[Records from a data collection]
* * * *

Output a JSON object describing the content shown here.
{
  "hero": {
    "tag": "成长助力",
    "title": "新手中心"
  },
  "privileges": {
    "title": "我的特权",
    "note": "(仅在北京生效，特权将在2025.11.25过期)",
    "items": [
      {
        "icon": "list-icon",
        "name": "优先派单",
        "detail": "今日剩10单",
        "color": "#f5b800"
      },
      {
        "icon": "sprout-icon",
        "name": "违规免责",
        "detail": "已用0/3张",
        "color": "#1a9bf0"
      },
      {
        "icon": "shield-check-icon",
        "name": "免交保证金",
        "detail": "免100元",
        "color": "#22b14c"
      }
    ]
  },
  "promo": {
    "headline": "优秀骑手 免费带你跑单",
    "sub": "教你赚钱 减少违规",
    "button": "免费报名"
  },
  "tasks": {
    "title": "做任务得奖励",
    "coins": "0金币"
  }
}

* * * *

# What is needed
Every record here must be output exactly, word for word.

# Exercise answer
Output a JSON object describing the content shown here.
{
  "hero": {
    "tag": "成长助力",
    "title": "新手中心"
  },
  "privileges": {
    "title": "我的特权",
    "note": "(仅在北京生效，特权将在2025.11.25过期)",
    "items": [
      {
        "icon": "list-icon",
        "name": "优先派单",
        "detail": "今日剩10单",
        "color": "#f5b800"
      },
      {
        "icon": "sprout-icon",
        "name": "违规免责",
        "detail": "已用0/3张",
        "color": "#1a9bf0"
      },
      {
        "icon": "shield-check-icon",
        "name": "免交保证金",
        "detail": "免100元",
        "color": "#22b14c"
      }
    ]
  },
  "promo": {
    "headline": "优秀骑手 免费带你跑单",
    "sub": "教你赚钱 减少违规",
    "button": "免费报名"
  },
  "tasks": {
    "title": "做任务得奖励",
    "coins": "0金币"
  }
}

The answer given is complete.